- **Task statement**
Please retype all the data below exactly, line for line.

- **Source information**
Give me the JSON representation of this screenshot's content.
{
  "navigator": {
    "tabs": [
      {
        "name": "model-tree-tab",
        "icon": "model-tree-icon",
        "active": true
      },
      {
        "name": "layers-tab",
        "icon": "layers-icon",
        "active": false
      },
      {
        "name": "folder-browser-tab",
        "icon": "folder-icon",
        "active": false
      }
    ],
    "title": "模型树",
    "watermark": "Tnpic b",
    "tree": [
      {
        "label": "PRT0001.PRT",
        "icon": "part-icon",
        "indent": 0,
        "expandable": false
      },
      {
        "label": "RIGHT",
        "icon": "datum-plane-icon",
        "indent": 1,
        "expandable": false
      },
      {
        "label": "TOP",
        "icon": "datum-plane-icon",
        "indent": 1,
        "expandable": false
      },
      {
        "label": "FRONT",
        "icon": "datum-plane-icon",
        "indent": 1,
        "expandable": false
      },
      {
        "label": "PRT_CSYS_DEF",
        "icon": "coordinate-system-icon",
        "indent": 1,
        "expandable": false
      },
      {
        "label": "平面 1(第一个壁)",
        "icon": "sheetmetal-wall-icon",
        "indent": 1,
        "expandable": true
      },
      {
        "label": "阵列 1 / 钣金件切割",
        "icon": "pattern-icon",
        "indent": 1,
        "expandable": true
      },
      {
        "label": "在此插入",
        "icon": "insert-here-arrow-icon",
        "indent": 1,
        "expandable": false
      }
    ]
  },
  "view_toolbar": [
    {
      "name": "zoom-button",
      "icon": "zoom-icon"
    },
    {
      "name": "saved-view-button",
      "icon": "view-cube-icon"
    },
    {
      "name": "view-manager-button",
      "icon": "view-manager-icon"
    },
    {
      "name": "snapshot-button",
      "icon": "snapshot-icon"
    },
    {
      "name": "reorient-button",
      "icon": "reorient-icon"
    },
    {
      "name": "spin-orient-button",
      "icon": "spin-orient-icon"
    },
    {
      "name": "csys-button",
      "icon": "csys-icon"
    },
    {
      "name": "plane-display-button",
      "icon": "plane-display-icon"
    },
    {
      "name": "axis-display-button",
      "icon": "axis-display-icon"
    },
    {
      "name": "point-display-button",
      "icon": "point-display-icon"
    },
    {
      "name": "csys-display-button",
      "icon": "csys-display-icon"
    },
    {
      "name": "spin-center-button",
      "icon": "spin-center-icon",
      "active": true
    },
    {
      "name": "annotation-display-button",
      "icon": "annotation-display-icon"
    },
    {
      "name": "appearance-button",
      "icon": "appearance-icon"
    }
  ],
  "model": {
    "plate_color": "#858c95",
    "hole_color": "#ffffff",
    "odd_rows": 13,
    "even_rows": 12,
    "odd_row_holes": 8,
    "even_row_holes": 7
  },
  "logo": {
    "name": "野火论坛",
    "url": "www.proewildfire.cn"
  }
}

- **Output of the exercise**
Give me the JSON representation of this screenshot's content.
{
  "navigator": {
    "tabs": [
      {
        "name": "model-tree-tab",
        "icon": "model-tree-icon",
        "active": true
      },
      {
        "name": "layers-tab",
        "icon": "layers-icon",
        "active": false
      },
      {
        "name": "folder-browser-tab",
        "icon": "folder-icon",
        "active": false
      }
    ],
    "title": "模型树",
    "watermark": "Tnpic b",
    "tree": [
      {
        "label": "PRT0001.PRT",
        "icon": "part-icon",
        "indent": 0,
        "expandable": false
      },
      {
        "label": "RIGHT",
        "icon": "datum-plane-icon",
        "indent": 1,
        "expandable": false
      },
      {
        "label": "TOP",
        "icon": "datum-plane-icon",
        "indent": 1,
        "expandable": false
      },
      {
        "label": "FRONT",
        "icon": "datum-plane-icon",
        "indent": 1,
        "expandable": false
      },
      {
        "label": "PRT_CSYS_DEF",
        "icon": "coordinate-system-icon",
        "indent": 1,
        "expandable": false
      },
      {
        "label": "平面 1(第一个壁)",
        "icon": "sheetmetal-wall-icon",
        "indent": 1,
        "expandable": true
      },
      {
        "label": "阵列 1 / 钣金件切割",
        "icon": "pattern-icon",
        "indent": 1,
        "expandable": true
      },
      {
        "label": "在此插入",
        "icon": "insert-here-arrow-icon",
        "indent": 1,
        "expandable": false
      }
    ]
  },
  "view_toolbar": [
    {
      "name": "zoom-button",
      "icon": "zoom-icon"
    },
    {
      "name": "saved-view-button",
      "icon": "view-cube-icon"
    },
    {
      "name": "view-manager-button",
      "icon": "view-manager-icon"
    },
    {
      "name": "snapshot-button",
      "icon": "snapshot-icon"
    },
    {
      "name": "reorient-button",
      "icon": "reorient-icon"
    },
    {
      "name": "spin-orient-button",
      "icon": "spin-orient-icon"
    },
    {
      "name": "csys-button",
      "icon": "csys-icon"
    },
    {
      "name": "plane-display-button",
      "icon": "plane-display-icon"
    },
    {
      "name": "axis-display-button",
      "icon": "axis-display-icon"
    },
    {
      "name": "point-display-button",
      "icon": "point-display-icon"
    },
    {
      "name": "csys-display-button",
      "icon": "csys-display-icon"
    },
    {
      "name": "spin-center-button",
      "icon": "spin-center-icon",
      "active": true
    },
    {
      "name": "annotation-display-button",
      "icon": "annotation-display-icon"
    },
    {
      "name": "appearance-button",
      "icon": "appearance-icon"
    }
  ],
  "model": {
    "plate_color": "#858c95",
    "hole_color": "#ffffff",
    "odd_rows": 13,
    "even_rows": 12,
    "odd_row_holes": 8,
    "even_row_holes": 7
  },
  "logo": {
    "name": "野火论坛",
    "url": "www.proewildfire.cn"
  }
}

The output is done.